Consequences of no agreement (CNA) analysis neutralizes virtually all of a buyer’s attempts to commoditize. It paves the way for productive and more collaborative discussion about what is really being bought and sold. CNA analysis guides you through developing your total value proposition and mapping that value to the customer, one deal at a time, shifting the negotiation conversation away from just pricing.
A CNA statement simply describes one alternative a buyer has if the deal with you falls through. It’s any reason (or tactic) he presents for not accepting your offer, whether it’s true or simply an opening to bargain. Our research on verbal negotiating tactics tells us that in addition to the most common CNA, “I will buy it cheaper from someone else,” there are many other common examples of CNA-related tactics you’ve likely heard over the years.
“I found someone who can do it faster.”
“We have our own print shop.”
“I’m concerned about late deliveries.” (I will choose a supplier with a better delivery record.)
“Your current/past service is/was poor.” (I will choose a supplier with better service.)
“We have some quality issues or back orders.” (I will choose a supplier with higher-quality products.)
“You know, your competitor’s available if necessary.”
“Oh, we do all of that in-house.”
While these tactics differ in flavor, they share a common theme: anytime a buyer refers to an alternative to doing business with you such as buying from a competitor, doing a job in-house, or even just doing nothing, he is comparing the value of your offer to the alternatives as he understands them. He is essentially saying that if our deal doesn’t close, he can get what he wants elsewhere. The consequences of not reaching agreement with you (hence the name consequences of no agreement) are as good as – in fact better than – your offer, thank you very much!
In the heat of the negotiating battle, these common buyer responses are quite effective tactics, prompting many salespeople to make concessions in order to win the business. Most often, however, the buyer’s perspective represented in each CNA is founded on the basis of incomplete facts. From this limited perspective, they view or present their view of your product or service as if it is “the same thing” as everyone else’s.
In reality, if the two parties don’t reach agreement, there will be consequences for both buyer and seller. Notably, you will lose the sale and the buyer loses the opportunity to receive the full value of what your product or business relationship had to offer.
It's your job is to keep this from happening. This is where CNA analysis will come in handy. You can use this extraordinarily powerful tool to research and analyze the CNAs for both sides of a specific deal so you can bring a full understanding of your company’s unique deal-specific value to the negotiation table.
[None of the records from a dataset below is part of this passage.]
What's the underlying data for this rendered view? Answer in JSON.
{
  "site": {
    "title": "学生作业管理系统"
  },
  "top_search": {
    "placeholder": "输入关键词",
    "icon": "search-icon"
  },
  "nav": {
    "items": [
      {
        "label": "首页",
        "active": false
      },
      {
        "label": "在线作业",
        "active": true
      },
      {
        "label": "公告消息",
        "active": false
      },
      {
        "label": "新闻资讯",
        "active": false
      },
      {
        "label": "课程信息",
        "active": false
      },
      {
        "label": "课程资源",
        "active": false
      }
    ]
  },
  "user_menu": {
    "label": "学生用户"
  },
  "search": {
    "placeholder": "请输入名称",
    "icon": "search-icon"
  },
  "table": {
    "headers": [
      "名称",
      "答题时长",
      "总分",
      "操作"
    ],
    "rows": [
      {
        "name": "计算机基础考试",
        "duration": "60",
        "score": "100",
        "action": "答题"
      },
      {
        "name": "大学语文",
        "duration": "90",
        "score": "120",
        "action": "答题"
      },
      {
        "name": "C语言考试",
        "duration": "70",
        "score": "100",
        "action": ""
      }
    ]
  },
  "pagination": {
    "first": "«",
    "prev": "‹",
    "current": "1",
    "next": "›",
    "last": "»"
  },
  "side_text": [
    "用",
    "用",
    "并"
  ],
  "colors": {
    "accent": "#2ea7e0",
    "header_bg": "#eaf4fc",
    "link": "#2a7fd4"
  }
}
It gives you the ability to provide answers before questions are asked.
A world-class negotiator researches, analyzes and understands – in advance – the consequences for both sides of not reaching an agreement, including the soft costs, hard costs and even the possible benefits, both short- and long-term. By determining what will happen should the two sides walk away, the negotiator ultimately gains more power. The side with the better CNA – that is, the one that has less to lose if the deal falls through – naturally has more power.
When CNA analysis is done correctly, tactics based on posturing, bluffing, low-balling and the like suddenly become useless, and buyer decisions or biases based on incomplete data can be revealed for what they are. It enables you to know if a buyer is being truthful when he says he can get the same thing better, faster or cheaper elsewhere, and respond accordingly with facts and knowledge. Without this analysis, your response will just be a reactive shot in the dark. More often, out of necessity, you have been assuming the buyer’s tactics are facts, whether they are really true or not.
This is a good time to reiterate that a discussion about CNA analysis is not about price. Of course, price will eventually be part of the negotiation, but first it is imperative that we establish – for ourselves and, to some extent, on behalf of everyone at the table – exactly “what” we are selling before we can have a meaningful discourse about what it’s worth.
Keeps the Big Picture in Focus
CNA analysis also helps you keep all the pieces of the deal in context. Most buyers, consciously or not, accept a deal when it’s only marginally better than the alternative, and typically without having on hand all the data relevant to the products and value propositions on the table. So when a buyer says, “your stuff is the same as everyone else’s,” he may actually believe what he is saying, perhaps based on a bad analysis or after comparing only one aspect of your value (for example, only your price, service, flexibility or warranty) to the competitor’s. It makes no difference which aspect, as they are all part of the same problem: the buyer is taking one piece of a very complex deal out of context and focusing on it to make their decision.
Your job in this situation, quite simply, is to use the CNA data you collect and analyze to:
Recognize this tactic for what it is, then
Bring the overemphasized piece (or aspect) back into context with the overall deal.